When I was in the midst of making over one of Mom & Pop’s bathrooms, I had planned on keeping their builder grade mirror and simply framing it out for an inexpensive update. Well, good intentions don’t always end up with good results. After building the concrete sink (click HERE for tutorial), I was installing the concrete backsplash and well, I broke the mirror. Doh!
I know, I know…seven years bad luck. Yay for me. But needless to say it was time for plan B… a new mirror. So I head over to my local home improvement store to see what I could find. What I learned from my store visit is that framed mirrors are pretty damn expensive. Seriously, large framed mirrors can easily be $100 and up. I suppose that recognition was the first of my broken mirror bad luck. The other problem was that they didn’t have any mirrors that really fit with the new steel cable suspension shelves (click HERE for tutorial) that I had already built and installed in the bathroom.
So my solution: return to plan A…. well, a revised plan A. That is, framing a new mirror.
I found a nice sized 30″ x 24″ frameless beveled mirror at Lowes for $18.97, but with my 10% off coupon the price was right around $17. (Did you know that change of address packets from the Post Office includes 10% off Lowes coupons? So I gotta tell ya that I usually pick up a few packs whenever I stop at the Post Office. The best was when I used one of those coupons for a new washing machine. Score!)
While at the store, I also picked up some mirror adhesive and some 1/4″ thick strips of craft wood.
My total cost for everything with coupon was just under $30. Not too bad for a new custom mirror.
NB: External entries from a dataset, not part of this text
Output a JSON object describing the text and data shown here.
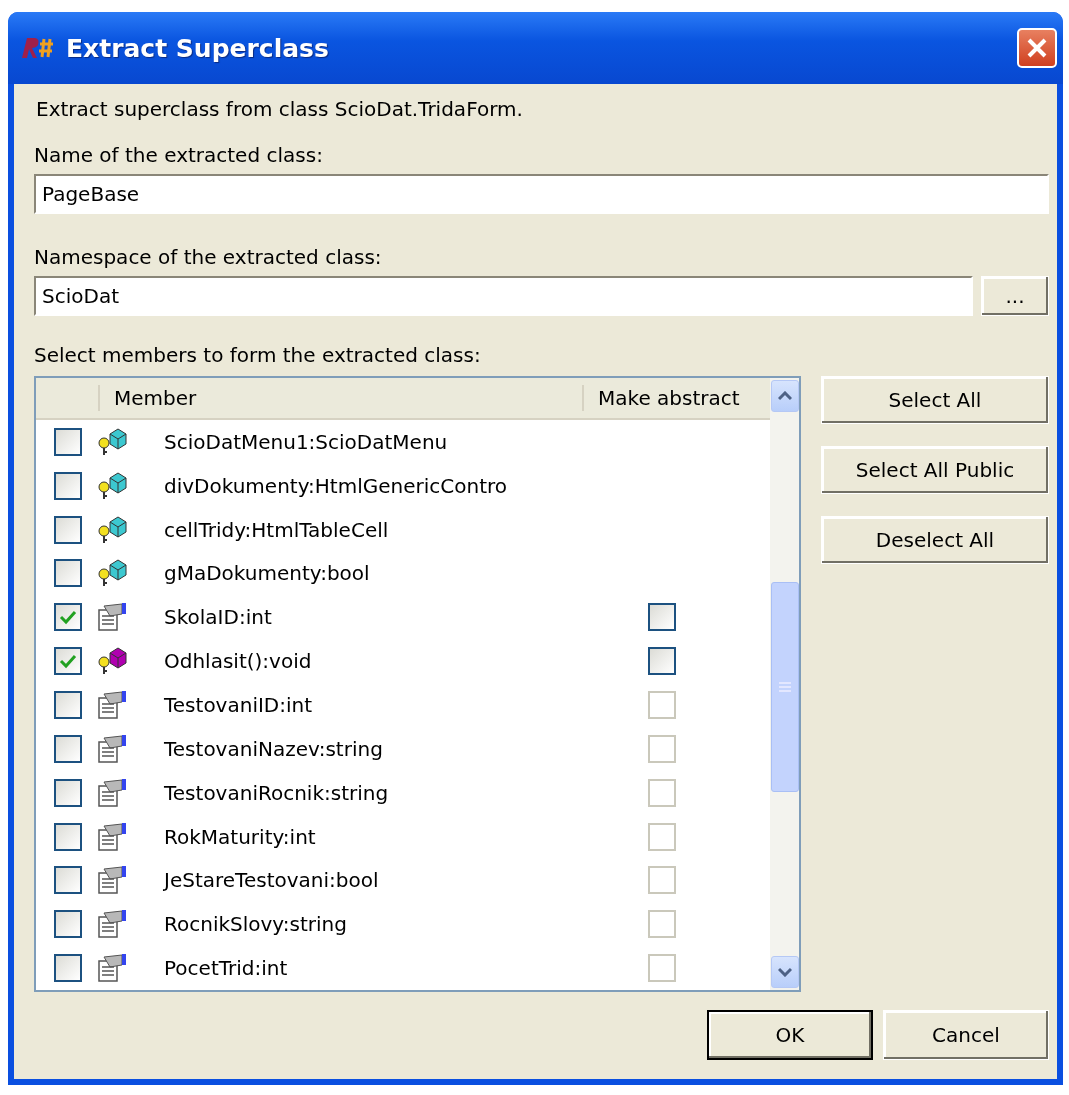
{
  "window": {
    "title": "Extract Superclass"
  },
  "intro": "Extract superclass from class ScioDat.TridaForm.",
  "name_field": {
    "label": "Name of the extracted class:",
    "value": "PageBase"
  },
  "namespace_field": {
    "label": "Namespace of the extracted class:",
    "value": "ScioDat",
    "browse": "..."
  },
  "members_label": "Select members to form the extracted class:",
  "table": {
    "columns": [
      "Member",
      "Make abstract"
    ],
    "rows": [
      {
        "name": "ScioDatMenu1:ScioDatMenu",
        "kind": "field",
        "checked": false
      },
      {
        "name": "divDokumenty:HtmlGenericContro",
        "kind": "field",
        "checked": false
      },
      {
        "name": "cellTridy:HtmlTableCell",
        "kind": "field",
        "checked": false
      },
      {
        "name": "gMaDokumenty:bool",
        "kind": "field",
        "checked": false
      },
      {
        "name": "SkolaID:int",
        "kind": "property",
        "checked": true,
        "abstract_checked": false,
        "abstract_disabled": false
      },
      {
        "name": "Odhlasit():void",
        "kind": "method",
        "checked": true,
        "abstract_checked": false,
        "abstract_disabled": false
      },
      {
        "name": "TestovaniID:int",
        "kind": "property",
        "checked": false,
        "abstract_checked": false,
        "abstract_disabled": true
      },
      {
        "name": "TestovaniNazev:string",
        "kind": "property",
        "checked": false,
        "abstract_checked": false,
        "abstract_disabled": true
      },
      {
        "name": "TestovaniRocnik:string",
        "kind": "property",
        "checked": false,
        "abstract_checked": false,
        "abstract_disabled": true
      },
      {
        "name": "RokMaturity:int",
        "kind": "property",
        "checked": false,
        "abstract_checked": false,
        "abstract_disabled": true
      },
      {
        "name": "JeStareTestovani:bool",
        "kind": "property",
        "checked": false,
        "abstract_checked": false,
        "abstract_disabled": true
      },
      {
        "name": "RocnikSlovy:string",
        "kind": "property",
        "checked": false,
        "abstract_checked": false,
        "abstract_disabled": true
      },
      {
        "name": "PocetTrid:int",
        "kind": "property",
        "checked": false,
        "abstract_checked": false,
        "abstract_disabled": true
      }
    ]
  },
  "side_buttons": [
    "Select All",
    "Select All Public",
    "Deselect All"
  ],
  "buttons": [
    {
      "label": "OK",
      "default": true
    },
    {
      "label": "Cancel",
      "default": false
    }
  ]
}
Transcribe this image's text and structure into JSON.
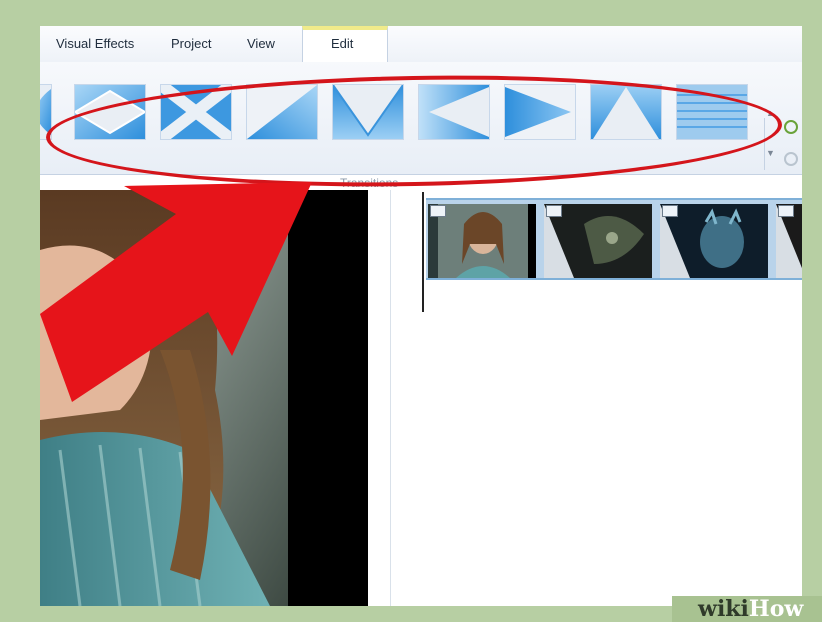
{
  "ribbon": {
    "tabs": [
      "Visual Effects",
      "Project",
      "View",
      "Edit"
    ],
    "active_tab": "Edit",
    "group_label": "Transitions",
    "transitions": [
      "wipe-left",
      "diamond",
      "cross",
      "diagonal",
      "v-shape",
      "arrow-left",
      "arrow-right",
      "triangle-up",
      "lines"
    ]
  },
  "storyboard": {
    "clips": [
      "girl-portrait",
      "dark-creature",
      "blue-creature",
      "dark-partial"
    ]
  },
  "watermark": {
    "part1": "wiki",
    "part2": "How"
  },
  "colors": {
    "highlight_red": "#d4151b",
    "transition_blue": "#4aa3e8",
    "clip_strip": "#b9d3ea"
  }
}
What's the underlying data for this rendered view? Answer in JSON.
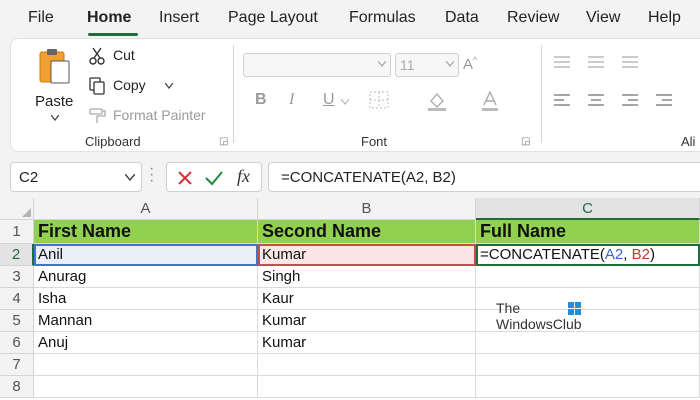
{
  "menu": {
    "tabs": [
      "File",
      "Home",
      "Insert",
      "Page Layout",
      "Formulas",
      "Data",
      "Review",
      "View",
      "Help"
    ],
    "active_tab": "Home"
  },
  "ribbon": {
    "clipboard": {
      "paste_label": "Paste",
      "cut_label": "Cut",
      "copy_label": "Copy",
      "format_painter_label": "Format Painter",
      "group_label": "Clipboard"
    },
    "font": {
      "font_name": "",
      "font_size": "11",
      "group_label": "Font"
    },
    "alignment": {
      "group_label_partial": "Ali"
    }
  },
  "formula_bar": {
    "name_box": "C2",
    "formula": "=CONCATENATE(A2, B2)"
  },
  "grid": {
    "columns": [
      "A",
      "B",
      "C"
    ],
    "rows": [
      "1",
      "2",
      "3",
      "4",
      "5",
      "6",
      "7",
      "8"
    ],
    "headers": [
      "First Name",
      "Second Name",
      "Full Name"
    ],
    "data": [
      [
        "Anil",
        "Kumar"
      ],
      [
        "Anurag",
        "Singh"
      ],
      [
        "Isha",
        "Kaur"
      ],
      [
        "Mannan",
        "Kumar"
      ],
      [
        "Anuj",
        "Kumar"
      ]
    ],
    "active_cell_formula": {
      "prefix": "=CONCATENATE(",
      "ref_a": "A2",
      "sep": ", ",
      "ref_b": "B2",
      "suffix": ")"
    }
  },
  "watermark": {
    "line1": "The",
    "line2": "WindowsClub"
  },
  "colors": {
    "accent": "#1e6e3c",
    "header_fill": "#92d050",
    "ref_a": "#4472c4",
    "ref_b": "#c0504d"
  }
}
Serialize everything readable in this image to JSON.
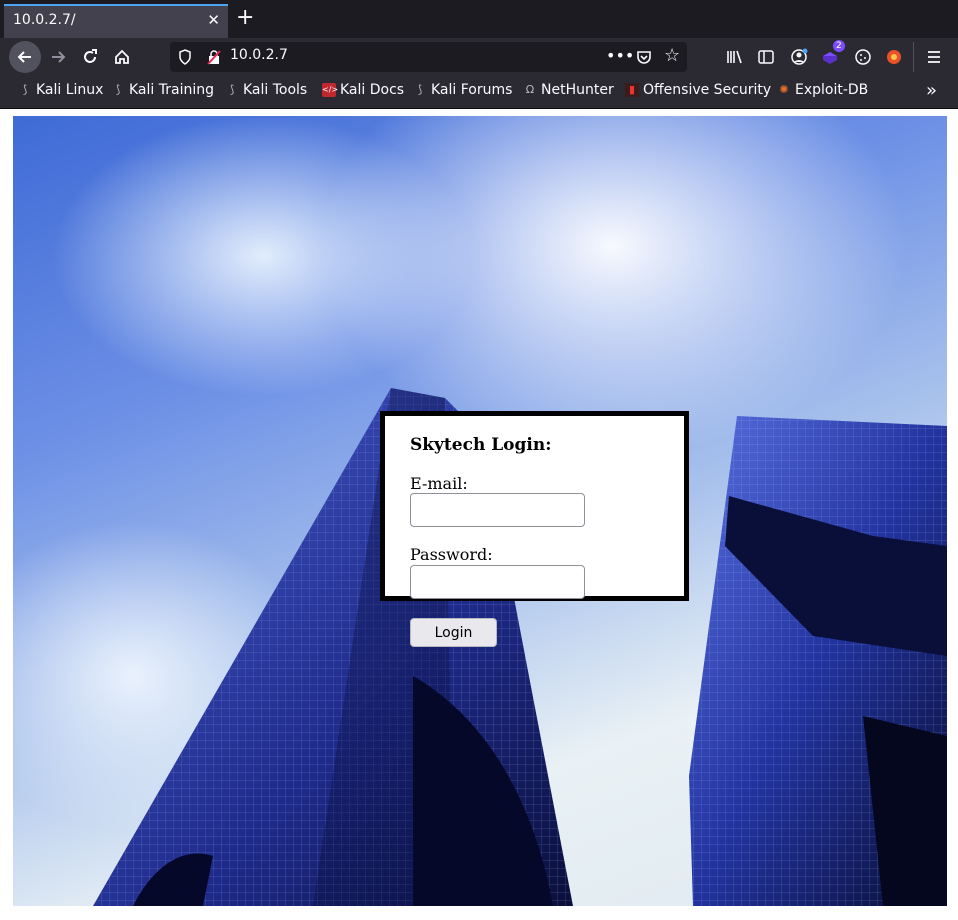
{
  "browser": {
    "tab_title": "10.0.2.7/",
    "tab_close": "✕",
    "new_tab": "+",
    "url": "10.0.2.7",
    "extension_badge": "2"
  },
  "bookmarks": [
    {
      "label": "Kali Linux",
      "icon": "kali-dragon-icon"
    },
    {
      "label": "Kali Training",
      "icon": "kali-dragon-icon"
    },
    {
      "label": "Kali Tools",
      "icon": "kali-dragon-icon"
    },
    {
      "label": "Kali Docs",
      "icon": "kali-docs-icon"
    },
    {
      "label": "Kali Forums",
      "icon": "kali-dragon-icon"
    },
    {
      "label": "NetHunter",
      "icon": "nethunter-icon"
    },
    {
      "label": "Offensive Security",
      "icon": "offsec-icon"
    },
    {
      "label": "Exploit-DB",
      "icon": "exploitdb-icon"
    }
  ],
  "page": {
    "title": "Skytech Login:",
    "email_label": "E-mail:",
    "email_value": "",
    "password_label": "Password:",
    "password_value": "",
    "login_button": "Login"
  },
  "colors": {
    "chrome_dark": "#1c1b22",
    "toolbar": "#2b2a33",
    "tab_active": "#42414d",
    "accent": "#4ea3f5"
  }
}
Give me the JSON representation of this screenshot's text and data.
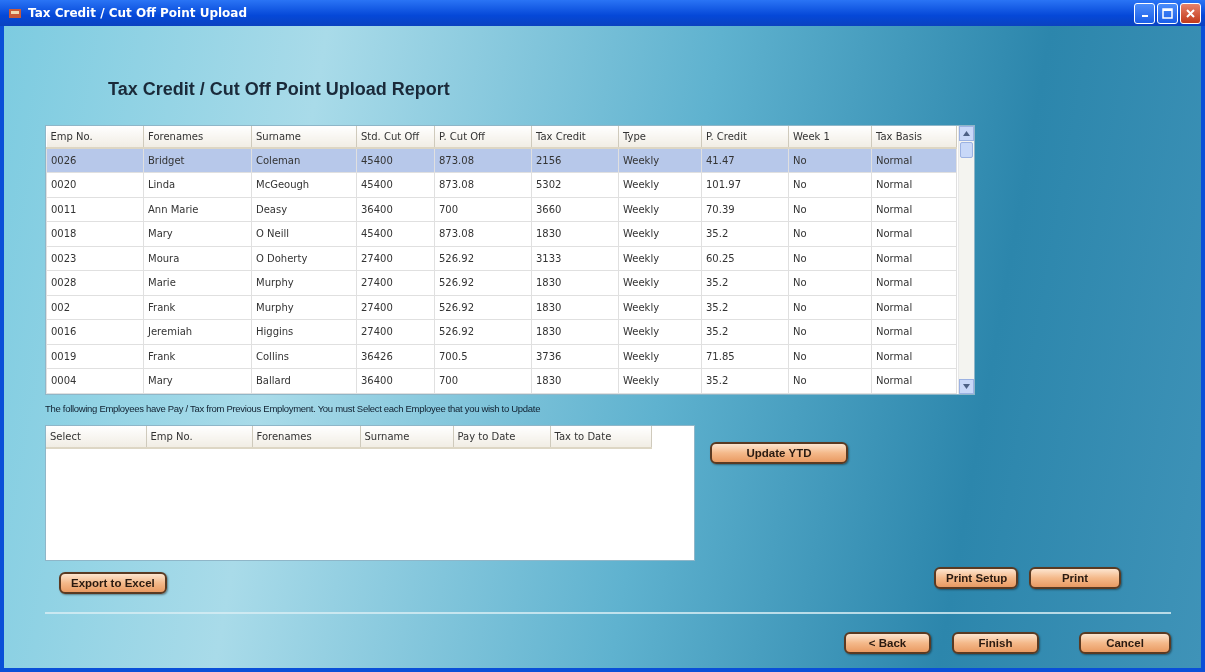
{
  "window": {
    "title": "Tax Credit / Cut Off Point Upload"
  },
  "heading": "Tax Credit / Cut Off Point Upload Report",
  "main_table": {
    "columns": [
      "Emp No. ",
      "Forenames",
      "Surname",
      "Std. Cut Off",
      "P. Cut Off",
      "Tax Credit",
      "Type",
      "P. Credit",
      "Week 1",
      "Tax Basis"
    ],
    "rows": [
      {
        "selected": true,
        "cells": [
          "0026",
          "Bridget",
          "Coleman",
          "45400",
          "873.08",
          "2156",
          "Weekly",
          "41.47",
          "No",
          "Normal"
        ]
      },
      {
        "selected": false,
        "cells": [
          "0020",
          "Linda",
          "McGeough",
          "45400",
          "873.08",
          "5302",
          "Weekly",
          "101.97",
          "No",
          "Normal"
        ]
      },
      {
        "selected": false,
        "cells": [
          "0011",
          "Ann Marie",
          "Deasy",
          "36400",
          "700",
          "3660",
          "Weekly",
          "70.39",
          "No",
          "Normal"
        ]
      },
      {
        "selected": false,
        "cells": [
          "0018",
          "Mary",
          "O Neill",
          "45400",
          "873.08",
          "1830",
          "Weekly",
          "35.2",
          "No",
          "Normal"
        ]
      },
      {
        "selected": false,
        "cells": [
          "0023",
          "Moura",
          "O Doherty",
          "27400",
          "526.92",
          "3133",
          "Weekly",
          "60.25",
          "No",
          "Normal"
        ]
      },
      {
        "selected": false,
        "cells": [
          "0028",
          "Marie",
          "Murphy",
          "27400",
          "526.92",
          "1830",
          "Weekly",
          "35.2",
          "No",
          "Normal"
        ]
      },
      {
        "selected": false,
        "cells": [
          "002",
          "Frank",
          "Murphy",
          "27400",
          "526.92",
          "1830",
          "Weekly",
          "35.2",
          "No",
          "Normal"
        ]
      },
      {
        "selected": false,
        "cells": [
          "0016",
          "Jeremiah",
          "Higgins",
          "27400",
          "526.92",
          "1830",
          "Weekly",
          "35.2",
          "No",
          "Normal"
        ]
      },
      {
        "selected": false,
        "cells": [
          "0019",
          "Frank",
          "Collins",
          "36426",
          "700.5",
          "3736",
          "Weekly",
          "71.85",
          "No",
          "Normal"
        ]
      },
      {
        "selected": false,
        "cells": [
          "0004",
          "Mary",
          "Ballard",
          "36400",
          "700",
          "1830",
          "Weekly",
          "35.2",
          "No",
          "Normal"
        ]
      }
    ]
  },
  "notice": "The following Employees have Pay / Tax from Previous Employment. You must Select each Employee that you wish to Update",
  "ytd_table": {
    "columns": [
      "Select",
      "Emp No.",
      "Forenames",
      "Surname",
      "Pay to Date",
      "Tax to Date"
    ]
  },
  "buttons": {
    "update_ytd": "Update YTD",
    "export": "Export to Excel",
    "print_setup": "Print Setup",
    "print": "Print",
    "back": "< Back",
    "finish": "Finish",
    "cancel": "Cancel"
  }
}
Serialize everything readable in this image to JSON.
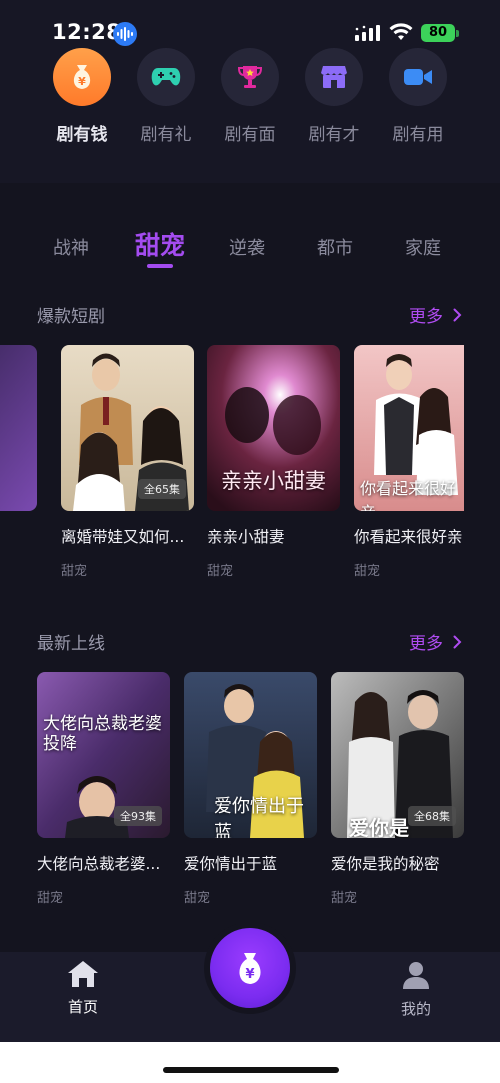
{
  "status": {
    "time": "12:28",
    "battery": "80"
  },
  "top_icons": [
    {
      "label": "剧有钱",
      "icon": "money-bag-icon",
      "active": true
    },
    {
      "label": "剧有礼",
      "icon": "gamepad-icon",
      "active": false
    },
    {
      "label": "剧有面",
      "icon": "trophy-icon",
      "active": false
    },
    {
      "label": "剧有才",
      "icon": "store-icon",
      "active": false
    },
    {
      "label": "剧有用",
      "icon": "video-camera-icon",
      "active": false
    }
  ],
  "tabs": [
    {
      "label": "战神",
      "active": false
    },
    {
      "label": "甜宠",
      "active": true
    },
    {
      "label": "逆袭",
      "active": false
    },
    {
      "label": "都市",
      "active": false
    },
    {
      "label": "家庭",
      "active": false
    }
  ],
  "sections": [
    {
      "title": "爆款短剧",
      "more": "更多",
      "cards": [
        {
          "title": "离婚带娃又如何...",
          "tag": "甜宠",
          "episodes": "全65集",
          "poster_text": ""
        },
        {
          "title": "亲亲小甜妻",
          "tag": "甜宠",
          "episodes": "",
          "poster_text": "亲亲小甜妻"
        },
        {
          "title": "你看起来很好亲",
          "tag": "甜宠",
          "episodes": "",
          "poster_text": "你看起来很好亲"
        }
      ]
    },
    {
      "title": "最新上线",
      "more": "更多",
      "cards": [
        {
          "title": "大佬向总裁老婆...",
          "tag": "甜宠",
          "episodes": "全93集",
          "poster_text": "大佬向总裁老婆投降"
        },
        {
          "title": "爱你情出于蓝",
          "tag": "甜宠",
          "episodes": "",
          "poster_text": "爱你情出于蓝"
        },
        {
          "title": "爱你是我的秘密",
          "tag": "甜宠",
          "episodes": "全68集",
          "poster_text": "爱你是"
        }
      ]
    }
  ],
  "bottom_nav": {
    "home": "首页",
    "center_icon": "yuan-money-bag-icon",
    "mine": "我的"
  },
  "colors": {
    "accent": "#a44cf0",
    "orange": "#ff8a3a",
    "background": "#14141f"
  }
}
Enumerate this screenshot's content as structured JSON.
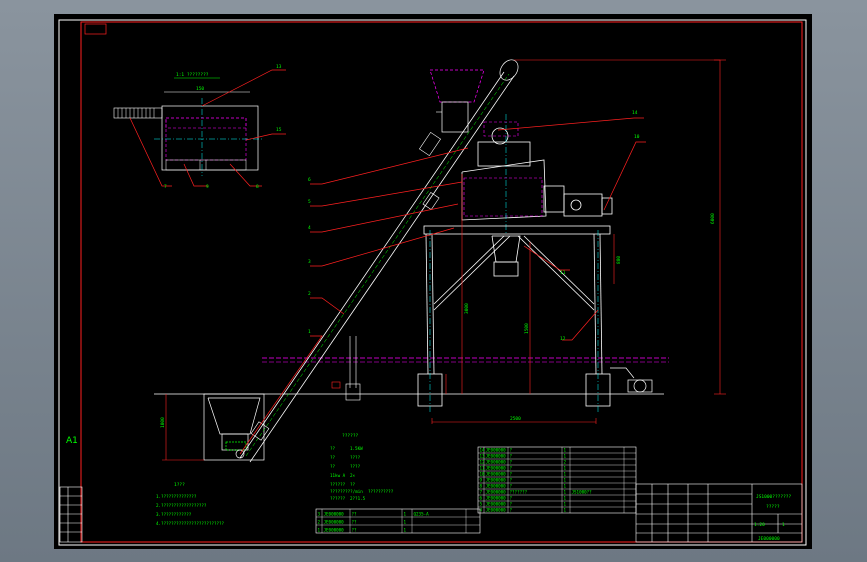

To start, cut your strips of wood the appropriate lengths for the size of your mirror. I cut the wood longer than the length and width of the mirror so that the ends would over hang the mirror. I cut the vertical strips 36 inches and the horizontal strips 27 inches.
I stained the wood with Minwax Polyshades in Ebony, the same stain I used on the shelves. To stain, use a high quality paint brush to apply the stain. Then wipe off the stain using a clean cloth. Repeat if you want a darker color. I was happy with only one coat of stain.
Next, using a hot glue gun I glued the vertical strips of wood directly to the sides of the mirror with the edges extending past the top and bottom length of the mirror.
The horizontal strips are then glued to the top and bottom ends directly onto the vertical wood strips, also with the ends extending past the side edges.
Finally, use mirror adhesive to glue your mirror directly onto the wall. Note that you should not try to adhere your mirror with anything other than mirror adhesive because other types of glue can ruin the mirror backing.
Also, when adhering the mirror, use some mirror clips to hold the mirror in place until the glue dries so you don’t risk the mirror crashing to the floor in the middle of the night. That would suck. Remove the clips from the wall once the mirror glue has dried and fill in any holes left behind by the clips.
That’s it. How easy is that?!!!
Then stand back and admire you lovely new DIY rustic mirror.